The orientation of the engine on the hillside indicated it had crashed, likely under full power (blades not feathered and severely twisted) from a southeasterly heading. Reasoning the engine assembly had the greatest mass and, hence traveled the furthest, the team divided and began walking along Pope's Ridge toward the south and east looking for further debris. The steep coral ridges, once denuded by artillery and aerial bombardments, have now become overgrown with dense jungle, with the added concern of huge quantities of unexpended ordnance still present (as the battlefields on Peleliu have been left as they were fought). Spread out as much as we could, and staying in touch with our field radios, we began picking up debris within 200 yards of the engine but it was fragmented and quite dispersed. Throughout the first day we found debris spread across Pope's Ridge, the Horseshoe and the Five Brothers (Pope's Ridge and the Five Brothers form the two cave-laden coral walls of the death trap called Horseshoe in which many American Marines and, later, Army troops died in fierce combat with the entrenched Japanese). Our guide and local expert, Mr. Tangie Hesus, took us to the northern-most end of the Horseshoe to show us a "tail" and a "wing" which he had been told were parts of a Helldiver. When we saw the "tail" (vertical stabilizer of an Avenger), incredibly, the painted U. S. Navy Bureau Number was still intact ( Bu No 16956) - this meant that we could positively identify this specific aircraft and its crew, which we have already done with the help of Mr. Chris McDermott from CILHI (we now know that the aviator, ENS Donald E. Baxter (299549) and one airman, ARN1 Arthur C. Miller (2234574), remain MIA, BNR, while the headless remains (? possible execution) of the other crew member, AON2 Wesley R. Stuart (8857537) were found in 1945 after the fighting ceased). Next taken to the "wing" by Tangie, we later identified it as the folding outer portion of the starboard wing specifically belonging to a TBM-1C Avenger. We returned on 10 MAR 03 and identified and mapped additional Avenger debris (along with remnants of napalm canisters probably from Marine Corsairs) near Hill 140. At all points where debris was found, GPS readings were made (but at some sites not obtainable due to dense jungle canopy). We have concluded that this Avenger exploded in midair, probably during a steep dive run from the northwest to southeast, resulting in the broad debris field. Based on findings on Pope's Ridge, we believe that at least part of the cockpit area may have traveled along with the engine and impacted together on the top of Pope's Ridge.
Finally, we found a pile of several human bones that workers at the gravel pit had collected from this area and had thoughtfully brought to one place. Because of our concern that these remains might get lost at this construction site, we photographed them and, respectfully, delivered them to Tangie Hesus who deposited them in the Peleliu Museum until a further disposition can be made.

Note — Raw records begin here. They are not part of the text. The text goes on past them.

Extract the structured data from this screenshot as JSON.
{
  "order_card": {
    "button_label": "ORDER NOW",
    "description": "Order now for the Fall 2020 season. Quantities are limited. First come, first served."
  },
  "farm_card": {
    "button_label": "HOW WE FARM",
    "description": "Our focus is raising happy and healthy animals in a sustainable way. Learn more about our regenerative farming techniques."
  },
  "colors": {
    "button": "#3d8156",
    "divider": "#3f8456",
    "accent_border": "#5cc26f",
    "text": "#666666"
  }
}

Of particular concern to the P-MAN V team is that
the engine and what we believe may be at least part of the cockpit area
(in part because we did find one bone fragment nearby) are immediately

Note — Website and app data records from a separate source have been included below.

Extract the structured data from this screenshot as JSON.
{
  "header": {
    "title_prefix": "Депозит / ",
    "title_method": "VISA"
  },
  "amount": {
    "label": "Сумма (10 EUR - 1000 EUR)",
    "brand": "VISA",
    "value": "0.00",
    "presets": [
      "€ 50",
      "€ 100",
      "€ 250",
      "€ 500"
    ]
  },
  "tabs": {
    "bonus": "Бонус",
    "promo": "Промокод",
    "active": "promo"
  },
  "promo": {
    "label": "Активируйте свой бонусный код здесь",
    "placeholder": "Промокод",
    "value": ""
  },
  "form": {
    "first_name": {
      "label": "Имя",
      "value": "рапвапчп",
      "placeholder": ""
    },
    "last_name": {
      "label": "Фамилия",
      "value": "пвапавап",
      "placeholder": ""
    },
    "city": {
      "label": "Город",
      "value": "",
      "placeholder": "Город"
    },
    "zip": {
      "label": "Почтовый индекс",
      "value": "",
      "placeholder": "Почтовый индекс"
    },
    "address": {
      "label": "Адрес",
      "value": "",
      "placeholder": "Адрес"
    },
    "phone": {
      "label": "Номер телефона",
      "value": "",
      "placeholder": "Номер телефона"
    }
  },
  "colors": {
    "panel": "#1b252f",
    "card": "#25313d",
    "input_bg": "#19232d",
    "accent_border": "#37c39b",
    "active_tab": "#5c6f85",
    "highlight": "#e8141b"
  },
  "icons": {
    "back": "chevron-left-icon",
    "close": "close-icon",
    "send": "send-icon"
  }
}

adjacent to a coral excavation pit. Because of the possibility that crew
remains may still be in the area, as with the MAJ Nelson's Corsair, I
have notified the Palauan authorities and U. S. agencies with the request
that the site around the engine be protected, at least until CILHI and
other authorities can determine what the next steps should be. We have
recently received word that this area is being considered for protection
from the Palauan Historical Preservation Office.
Page last modified 17 April 2005